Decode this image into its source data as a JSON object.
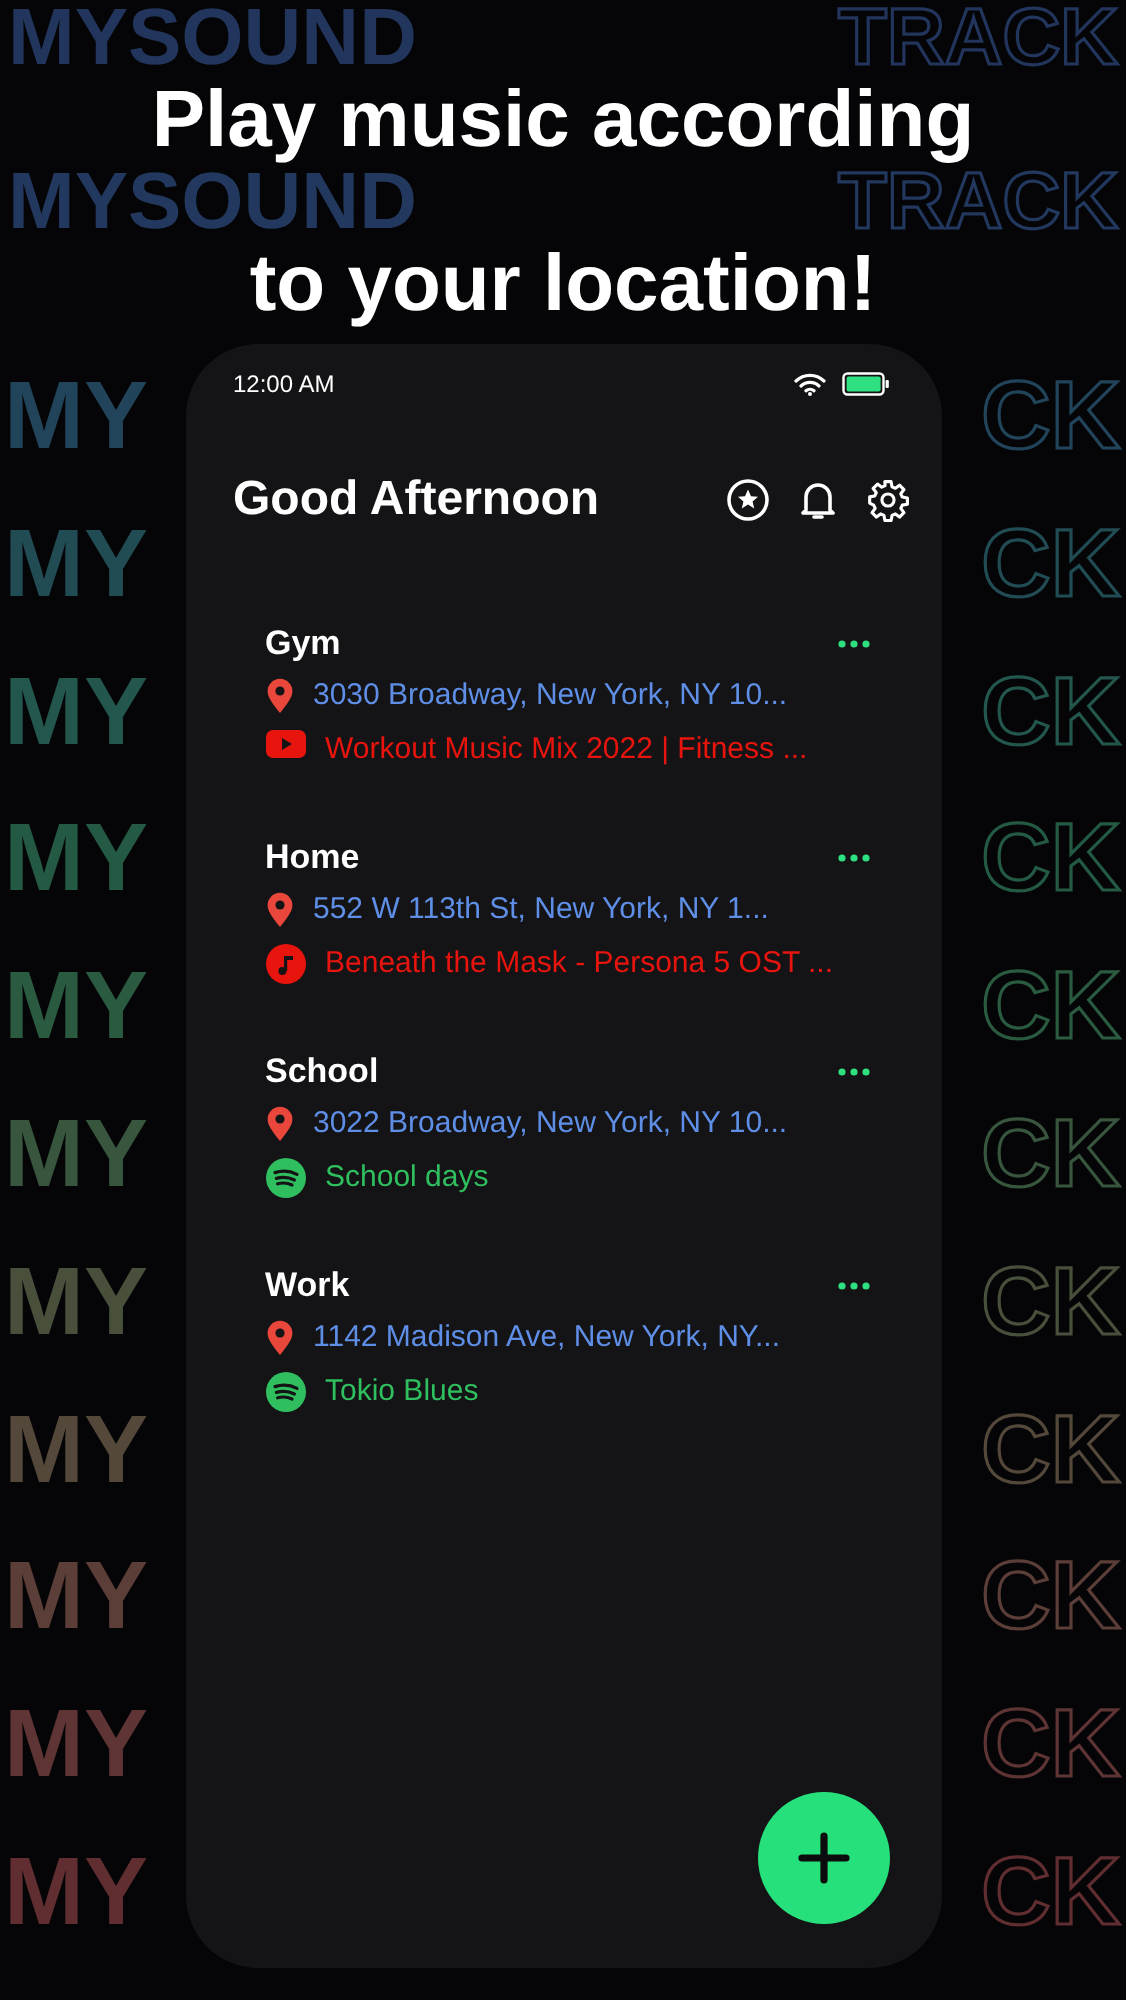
{
  "background_rows": [
    {
      "left": "MYSOUND",
      "right": "TRACK",
      "color": "#22355c"
    },
    {
      "left": "MYSOUND",
      "right": "TRACK",
      "color": "#22385e"
    },
    {
      "left": "MY",
      "right": "CK",
      "color": "#22445a"
    },
    {
      "left": "MY",
      "right": "CK",
      "color": "#224c54"
    },
    {
      "left": "MY",
      "right": "CK",
      "color": "#23564c"
    },
    {
      "left": "MY",
      "right": "CK",
      "color": "#245a44"
    },
    {
      "left": "MY",
      "right": "CK",
      "color": "#2a5a40"
    },
    {
      "left": "MY",
      "right": "CK",
      "color": "#38563e"
    },
    {
      "left": "MY",
      "right": "CK",
      "color": "#48503c"
    },
    {
      "left": "MY",
      "right": "CK",
      "color": "#54483a"
    },
    {
      "left": "MY",
      "right": "CK",
      "color": "#5c3e38"
    },
    {
      "left": "MY",
      "right": "CK",
      "color": "#5e3434"
    },
    {
      "left": "MY",
      "right": "CK",
      "color": "#602e30"
    }
  ],
  "headline_lines": [
    "Play music according",
    "to your location!"
  ],
  "phone": {
    "status_bar": {
      "time": "12:00 AM"
    },
    "greeting": "Good Afternoon",
    "locations": [
      {
        "name": "Gym",
        "address": "3030 Broadway, New York, NY 10...",
        "track": "Workout Music Mix 2022 | Fitness ...",
        "kind": "youtube"
      },
      {
        "name": "Home",
        "address": "552 W 113th St, New York, NY 1...",
        "track": "Beneath the Mask - Persona 5 OST ...",
        "kind": "music"
      },
      {
        "name": "School",
        "address": "3022 Broadway, New York, NY 10...",
        "track": "School days",
        "kind": "spotify"
      },
      {
        "name": "Work",
        "address": "1142 Madison Ave, New York, NY...",
        "track": "Tokio Blues",
        "kind": "spotify"
      }
    ]
  }
}
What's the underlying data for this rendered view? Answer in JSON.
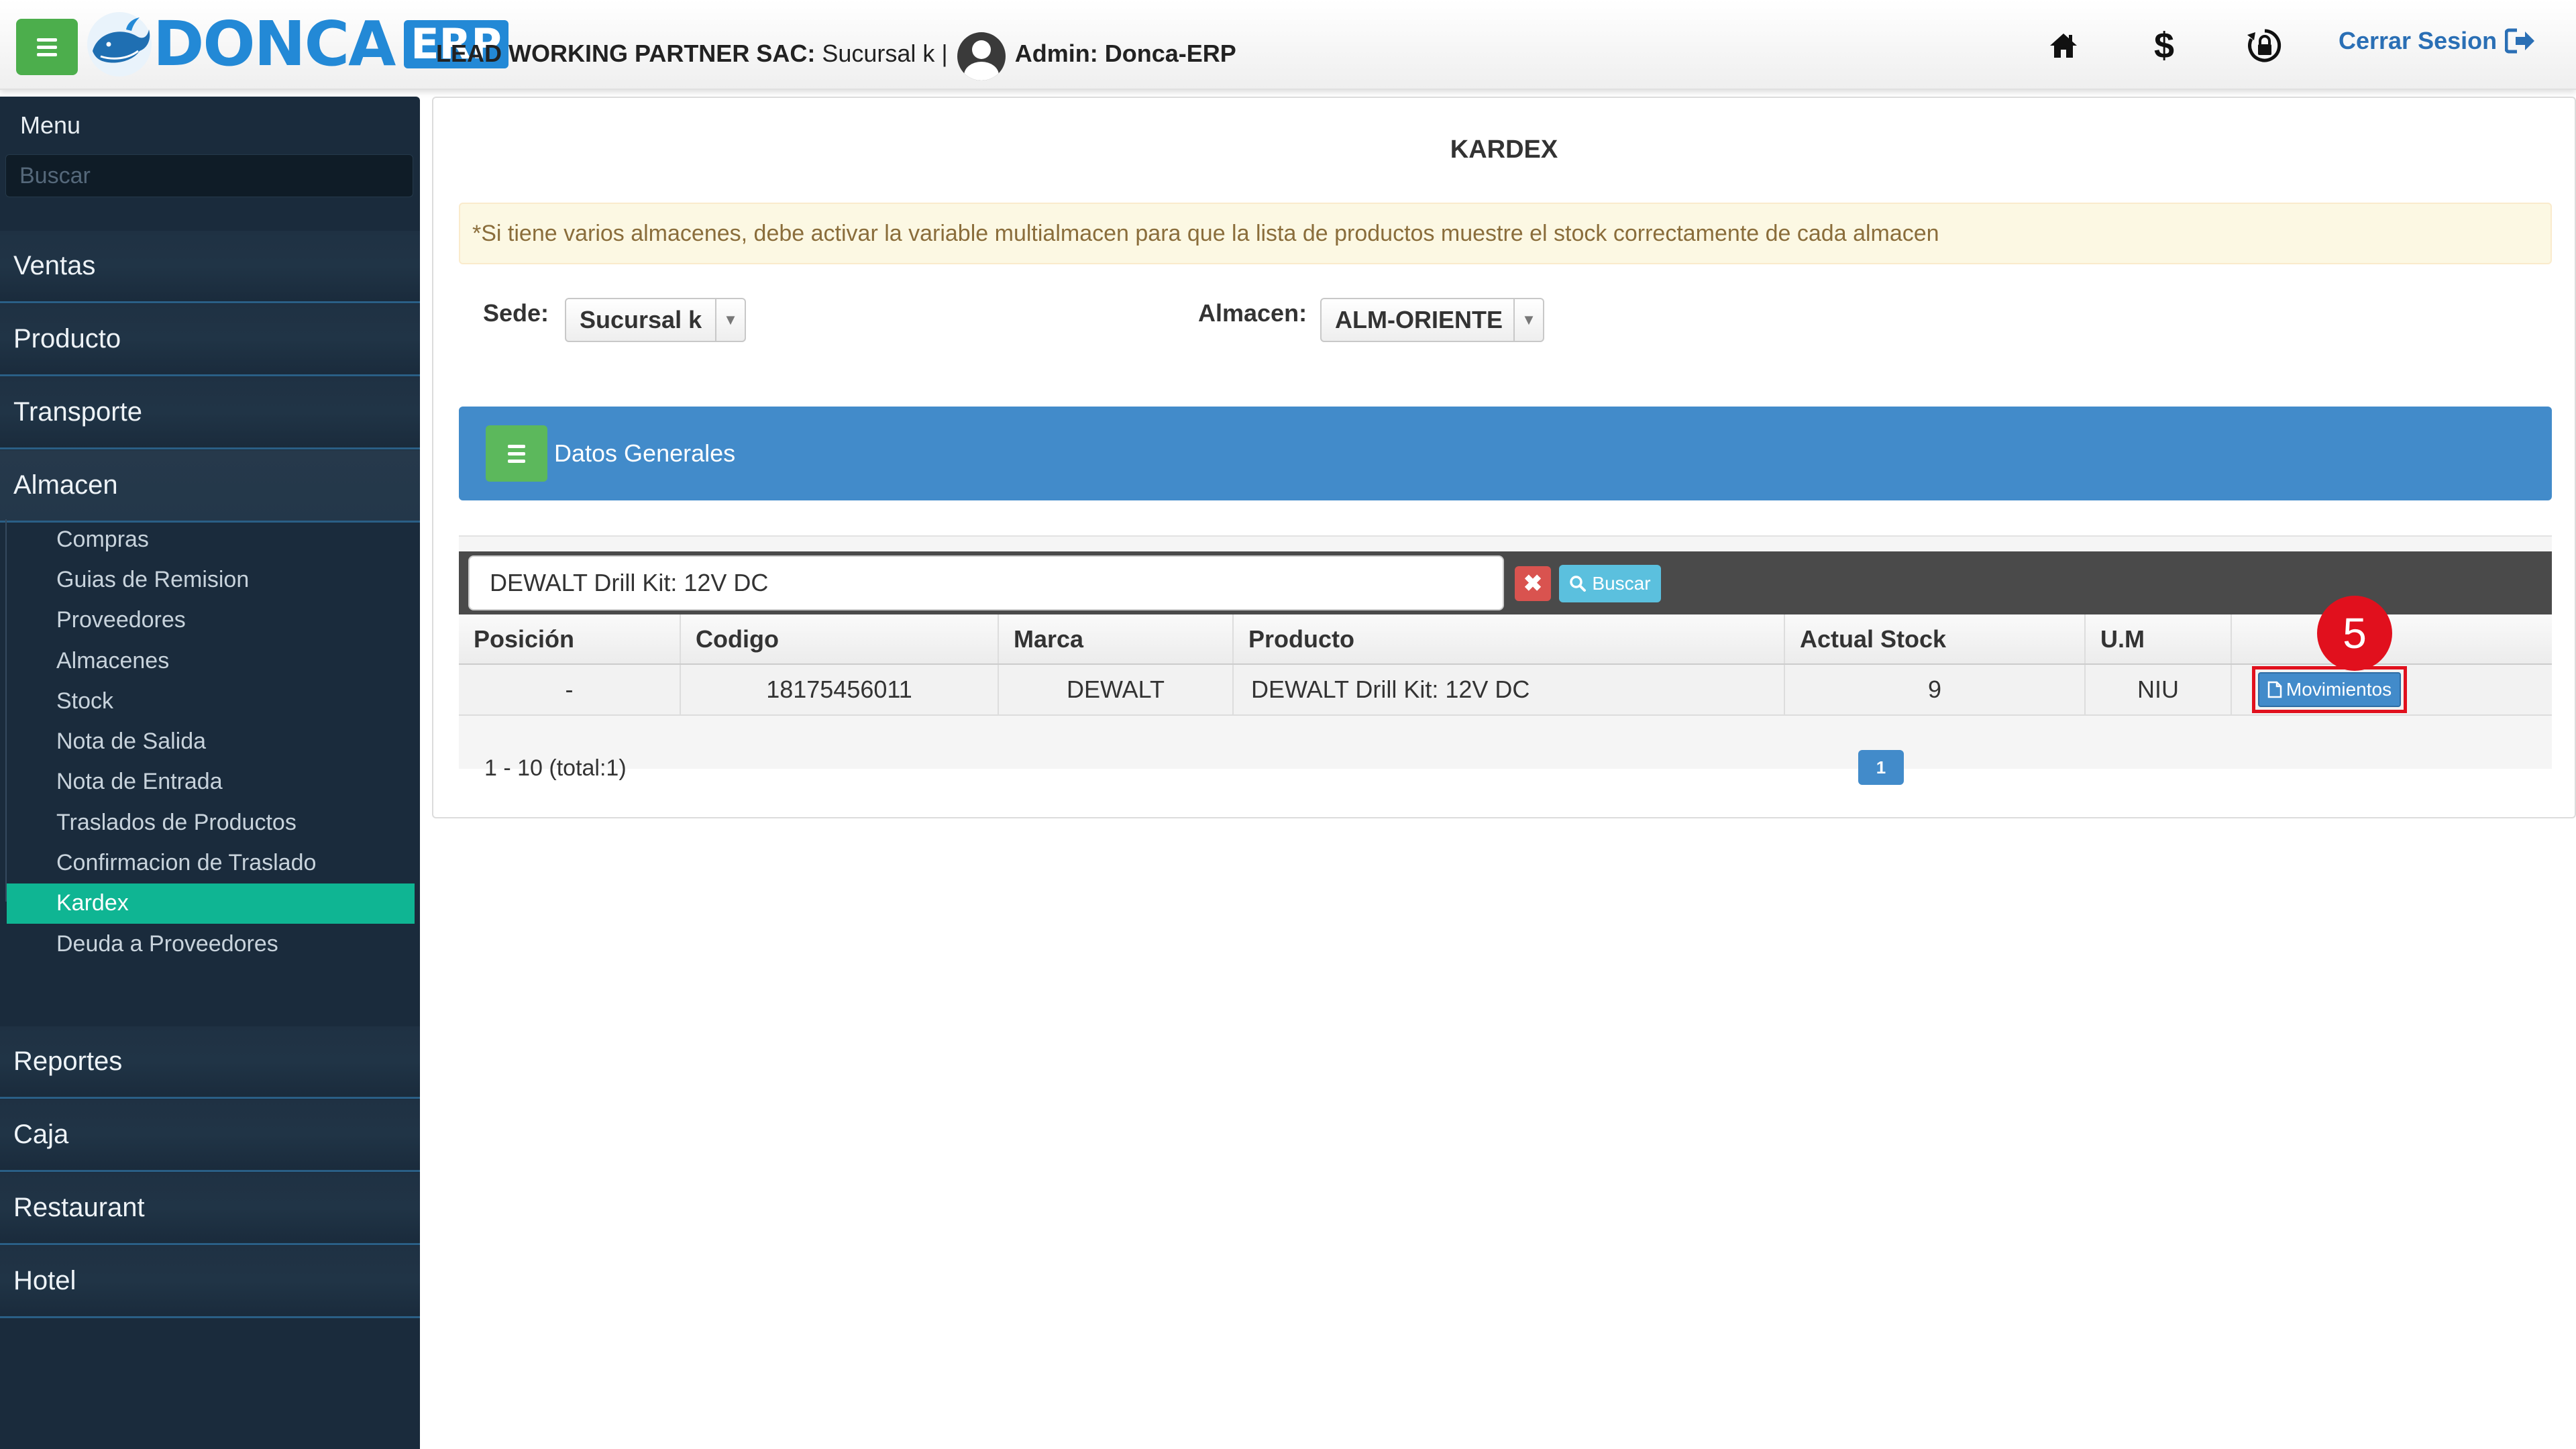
{
  "header": {
    "logo_text": "DONCA",
    "logo_badge": "ERP",
    "company_name": "LEAD WORKING PARTNER SAC:",
    "branch": " Sucursal k |",
    "admin_label": "Admin: Donca-ERP",
    "logout_label": "Cerrar Sesion",
    "icons": [
      "home-icon",
      "dollar-icon",
      "lock-sync-icon",
      "logout-icon"
    ]
  },
  "sidebar": {
    "title": "Menu",
    "search_placeholder": "Buscar",
    "items": [
      {
        "label": "Ventas"
      },
      {
        "label": "Producto"
      },
      {
        "label": "Transporte"
      },
      {
        "label": "Almacen"
      },
      {
        "label": "Reportes"
      },
      {
        "label": "Caja"
      },
      {
        "label": "Restaurant"
      },
      {
        "label": "Hotel"
      }
    ],
    "almacen_sub": [
      {
        "label": "Compras"
      },
      {
        "label": "Guias de Remision"
      },
      {
        "label": "Proveedores"
      },
      {
        "label": "Almacenes"
      },
      {
        "label": "Stock"
      },
      {
        "label": "Nota de Salida"
      },
      {
        "label": "Nota de Entrada"
      },
      {
        "label": "Traslados de Productos"
      },
      {
        "label": "Confirmacion de Traslado"
      },
      {
        "label": "Kardex",
        "active": true
      },
      {
        "label": "Deuda a Proveedores"
      }
    ]
  },
  "main": {
    "title": "KARDEX",
    "warning": "*Si tiene varios almacenes, debe activar la variable multialmacen para que la lista de productos muestre el stock correctamente de cada almacen",
    "sede_label": "Sede:",
    "sede_value": "Sucursal k",
    "almacen_label": "Almacen:",
    "almacen_value": "ALM-ORIENTE",
    "section_title": "Datos Generales",
    "search_value": "DEWALT Drill Kit: 12V DC",
    "search_button": "Buscar",
    "columns": [
      "Posición",
      "Codigo",
      "Marca",
      "Producto",
      "Actual Stock",
      "U.M",
      ""
    ],
    "rows": [
      {
        "posicion": "-",
        "codigo": "18175456011",
        "marca": "DEWALT",
        "producto": "DEWALT Drill Kit: 12V DC",
        "stock": "9",
        "um": "NIU",
        "action": "Movimientos"
      }
    ],
    "pager_text": "1 - 10 (total:1)",
    "current_page": "1",
    "step_badge": "5"
  },
  "colors": {
    "brand_blue": "#2389d6",
    "sidebar_bg": "#1a2b3c",
    "active_item": "#0fb593",
    "section_bar": "#428bca",
    "highlight_red": "#e1101d"
  }
}
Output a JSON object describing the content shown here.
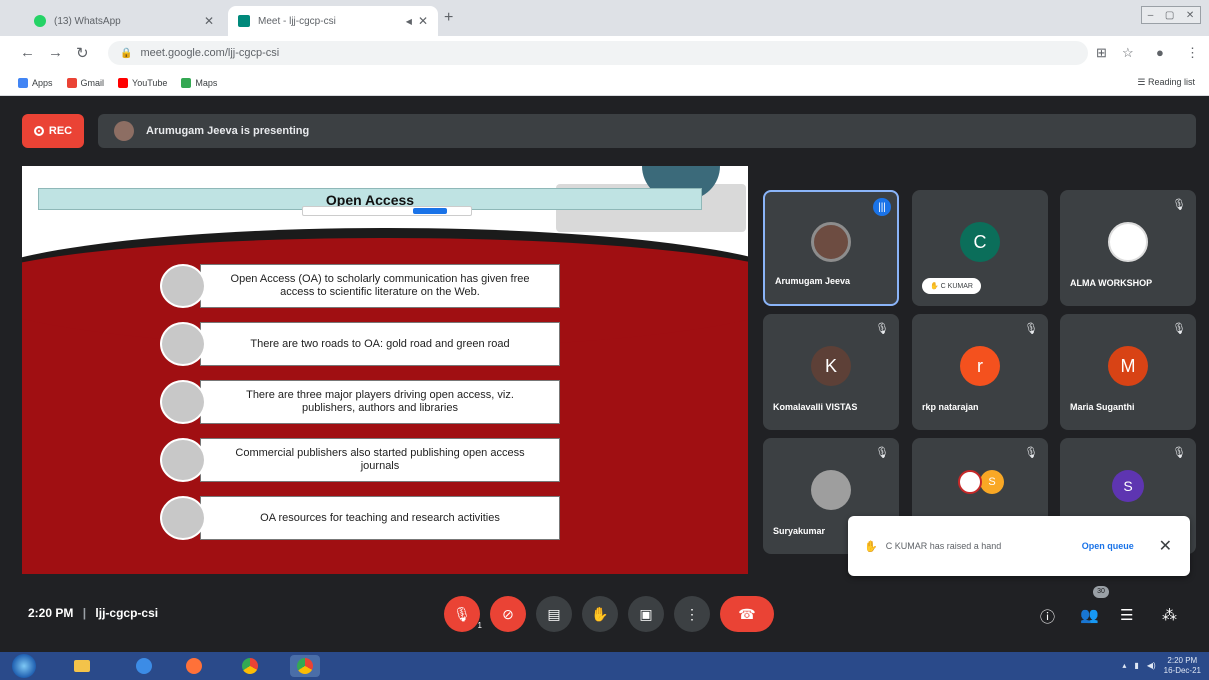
{
  "browser": {
    "tabs": [
      {
        "title": "(13) WhatsApp",
        "active": false
      },
      {
        "title": "Meet - ljj-cgcp-csi",
        "active": true
      }
    ],
    "url": "meet.google.com/ljj-cgcp-csi",
    "bookmarks": [
      "Apps",
      "Gmail",
      "YouTube",
      "Maps"
    ],
    "reading_list": "Reading list"
  },
  "meet": {
    "rec_label": "REC",
    "presenter_text": "Arumugam Jeeva is presenting",
    "slide": {
      "title": "Open Access",
      "bullets": [
        "Open Access (OA) to scholarly communication has given free access to scientific literature on the Web.",
        "There are two roads to OA: gold road and green road",
        "There are three major players driving open access, viz. publishers, authors and libraries",
        "Commercial publishers also started publishing open access journals",
        "OA resources for teaching and research activities"
      ]
    },
    "participants": [
      {
        "name": "Arumugam Jeeva",
        "initial": "",
        "color": "#6d4c41",
        "speaking": true
      },
      {
        "name": "C KUMAR",
        "initial": "C",
        "color": "#0b6e5a",
        "hand_raised": true
      },
      {
        "name": "ALMA WORKSHOP",
        "initial": "",
        "color": "#ffffff"
      },
      {
        "name": "Komalavalli VISTAS",
        "initial": "K",
        "color": "#5d4037"
      },
      {
        "name": "rkp natarajan",
        "initial": "r",
        "color": "#f4511e"
      },
      {
        "name": "Maria Suganthi",
        "initial": "M",
        "color": "#d84315"
      },
      {
        "name": "Suryakumar",
        "initial": "",
        "color": "#9e9e9e"
      },
      {
        "name": "",
        "initial": "S",
        "color": "#f9a825"
      },
      {
        "name": "",
        "initial": "S",
        "color": "#5e35b1"
      }
    ],
    "toast": {
      "message": "C KUMAR has raised a hand",
      "action": "Open queue"
    },
    "time": "2:20 PM",
    "meeting_code": "ljj-cgcp-csi",
    "raised_hands_count": "1",
    "people_count": "30"
  },
  "taskbar": {
    "time": "2:20 PM",
    "date": "16-Dec-21"
  }
}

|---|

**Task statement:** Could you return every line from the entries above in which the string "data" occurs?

**Solution to this problem:**
Decode this image into its source data as a JSON object.
What's the underlying data for this rendered view? Answer in JSON.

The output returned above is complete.